Calgary street preacher won’t face additional punishment for parade interference: judge
By Kevin Martin, Calgary Sun
Calgary street preacher Art Pawlowski won’t face additional punishment for instigating the hijacking of the Stampede parade two years ago, a judge ruled Monday.
Provincial court Judge Mark Tyndale agreed with defence counsel Michael Bates that Pawlowski should not be severely punished for attempting to exercise his right to free speech.
City prosecutor Ola Malik had argued a fine of up to $2,000 — 10 times the normal amount — would be appropriate, given that Pawlowski was the “ringleader” of a planned interruption of the annual march.
Pawlowski and three of his Street Church Ministry followers were convicted earlier this year of breaching a city bylaw prohibiting interfering with parades.
“I don’t know if the others would have stepped into the parade route without Mr. Pawlowski,” Malik said.
The prosecutor earlier agreed the followers should be handed the stipulated penalty in the bylaw of $200.
Tyndale questioned why Pawlowski should be treated differently from the others, and handed a fine above what city council set as the normal penalty.
“Did he do anything differently than the other three?” Tyndale said.
“No, but he said ‘let’s go,’” Malik noted.
“It’s his leadership that the others are looking up to and following,” the prosecutor said.
He also noted Street Church Ministry received a lot of publicity for jumping into the front of the parade at the start line behind the pace car and remaining there for almost the entire route.

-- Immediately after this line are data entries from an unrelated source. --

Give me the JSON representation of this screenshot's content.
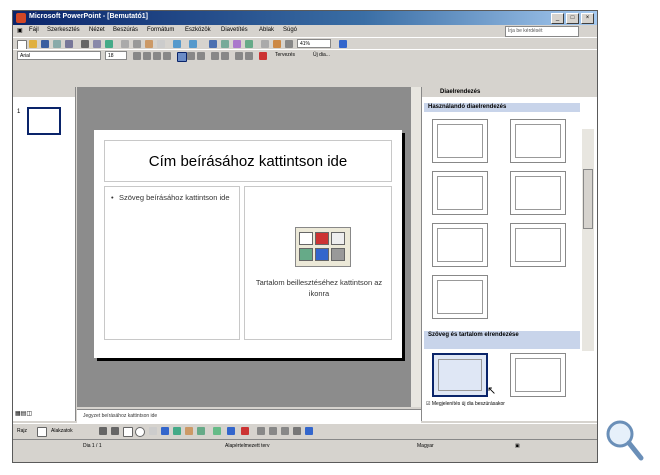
{
  "window": {
    "title": "Microsoft PowerPoint - [Bemutató1]",
    "controls": [
      "_",
      "□",
      "×"
    ]
  },
  "menubar": {
    "items": [
      "Fájl",
      "Szerkesztés",
      "Nézet",
      "Beszúrás",
      "Formátum",
      "Eszközök",
      "Diavetítés",
      "Ablak",
      "Súgó"
    ],
    "help_placeholder": "Írja be kérdését"
  },
  "formatting": {
    "font": "Arial",
    "size": "18",
    "zoom": "41%",
    "design_label": "Tervezés",
    "new_slide_label": "Új dia..."
  },
  "outline": {
    "slide_number": "1"
  },
  "slide": {
    "title": "Cím beírásához kattintson ide",
    "bullet_text": "Szöveg beírásához kattintson ide",
    "content_text": "Tartalom beillesztéséhez kattintson az ikonra"
  },
  "notes": {
    "placeholder": "Jegyzet beírásához kattintson ide"
  },
  "taskpane": {
    "title": "Diaelrendezés",
    "section_content": "Használandó diaelrendezés",
    "section_text_content": "Szöveg és tartalom elrendezése",
    "check_label": "Megjelenítés új dia beszúrásakor"
  },
  "drawing": {
    "draw_label": "Rajz",
    "autoshapes_label": "Alakzatok"
  },
  "status": {
    "slide": "Dia 1 / 1",
    "design": "Alapértelmezett terv",
    "language": "Magyar"
  }
}
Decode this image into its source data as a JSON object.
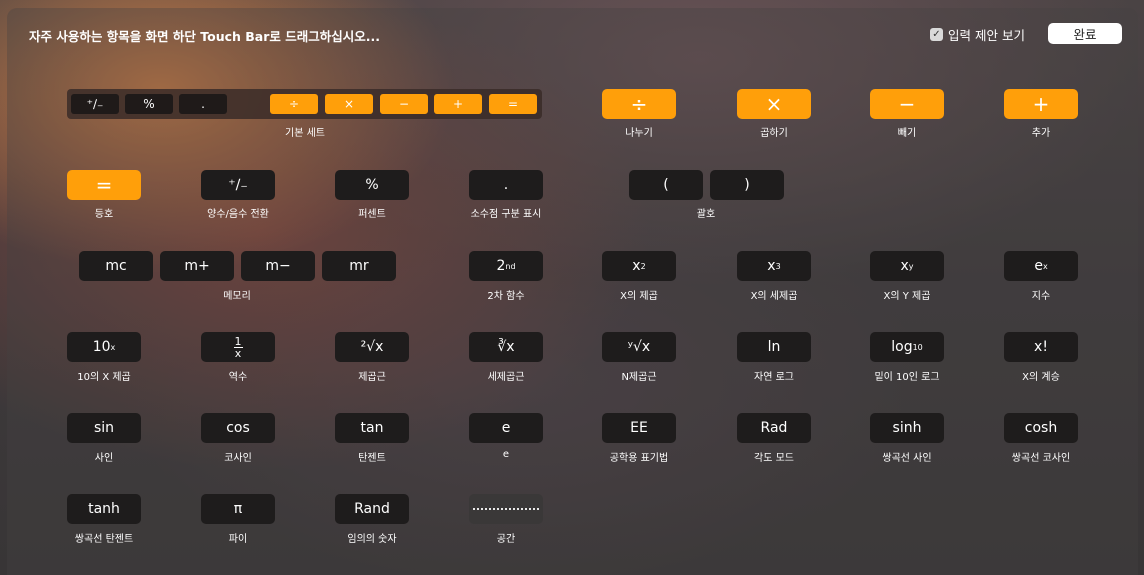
{
  "header": {
    "instruction": "자주 사용하는 항목을 화면 하단 Touch Bar로 드래그하십시오...",
    "show_typing_suggestions_label": "입력 제안 보기",
    "show_typing_suggestions_checked": true,
    "done_label": "완료"
  },
  "colors": {
    "accent_orange": "#ff9f0a",
    "key_dark": "#1e1c1c",
    "done_button": "#ffffff"
  },
  "basic_set": {
    "keys": [
      "⁺∕₋",
      "%",
      ".",
      "÷",
      "×",
      "−",
      "+",
      "="
    ],
    "label": "기본 세트"
  },
  "items": {
    "divide": {
      "key": "÷",
      "label": "나누기"
    },
    "multiply": {
      "key": "×",
      "label": "곱하기"
    },
    "subtract": {
      "key": "−",
      "label": "빼기"
    },
    "add": {
      "key": "+",
      "label": "추가"
    },
    "equals": {
      "key": "=",
      "label": "등호"
    },
    "negate": {
      "key": "⁺∕₋",
      "label": "양수/음수 전환"
    },
    "percent": {
      "key": "%",
      "label": "퍼센트"
    },
    "decimal": {
      "key": ".",
      "label": "소수점 구분 표시"
    },
    "open_paren": {
      "key": "("
    },
    "close_paren": {
      "key": ")"
    },
    "parens_label": "괄호",
    "mc": {
      "key": "mc"
    },
    "mplus": {
      "key": "m+"
    },
    "mminus": {
      "key": "m−"
    },
    "mr": {
      "key": "mr"
    },
    "memory_label": "메모리",
    "second": {
      "base": "2",
      "sup": "nd",
      "label": "2차 함수"
    },
    "x_squared": {
      "base": "x",
      "sup": "2",
      "label": "X의 제곱"
    },
    "x_cubed": {
      "base": "x",
      "sup": "3",
      "label": "X의 세제곱"
    },
    "x_to_y": {
      "base": "x",
      "sup": "y",
      "label": "X의 Y 제곱"
    },
    "e_to_x": {
      "base": "e",
      "sup": "x",
      "label": "지수"
    },
    "ten_to_x": {
      "base": "10",
      "sup": "x",
      "label": "10의 X 제곱"
    },
    "reciprocal": {
      "num": "1",
      "den": "x",
      "label": "역수"
    },
    "square_root": {
      "key": "²√x",
      "label": "제곱근"
    },
    "cube_root": {
      "key": "∛x",
      "label": "세제곱근"
    },
    "nth_root": {
      "key": "ʸ√x",
      "label": "N제곱근"
    },
    "ln": {
      "key": "ln",
      "label": "자연 로그"
    },
    "log10": {
      "base": "log",
      "sub": "10",
      "label": "밑이 10인 로그"
    },
    "factorial": {
      "key": "x!",
      "label": "X의 계승"
    },
    "sin": {
      "key": "sin",
      "label": "사인"
    },
    "cos": {
      "key": "cos",
      "label": "코사인"
    },
    "tan": {
      "key": "tan",
      "label": "탄젠트"
    },
    "e": {
      "key": "e",
      "label": "e"
    },
    "ee": {
      "key": "EE",
      "label": "공학용 표기법"
    },
    "rad": {
      "key": "Rad",
      "label": "각도 모드"
    },
    "sinh": {
      "key": "sinh",
      "label": "쌍곡선 사인"
    },
    "cosh": {
      "key": "cosh",
      "label": "쌍곡선 코사인"
    },
    "tanh": {
      "key": "tanh",
      "label": "쌍곡선 탄젠트"
    },
    "pi": {
      "key": "π",
      "label": "파이"
    },
    "rand": {
      "key": "Rand",
      "label": "임의의 숫자"
    },
    "space": {
      "label": "공간"
    }
  }
}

“This is the most amount of publicity Street Church Ministry has ever received,” Malik said.
“They’re getting all the attention and loving it,” he said.
“They picked the largest event, the most-watched event to engage in.”
But the judge noted it wasn’t Street Church which received publicity by their participation, since they were carrying signs which spelled out the name “Jesus.”
“The Crown conceded that the bylaw itself contravened Mr. Pawlowski’s (free speech) rights,” said Tyndale, who earlier found it was a justifiable breach of the Charter.
“In my view Mr. Pawlowski had valid concerns over the scope of the bylaw and contested the bylaw in an appropriate manner,” Tyndale said.
“Mr. Pawlowski is a man who considers his Charter rights, especially freedom of expression and freedom of religion as more tangible than words written on a document,” he said.
The judge agreed with Bates’ assertion the actions of his client amounted to a “test case” of the bylaw’s validity.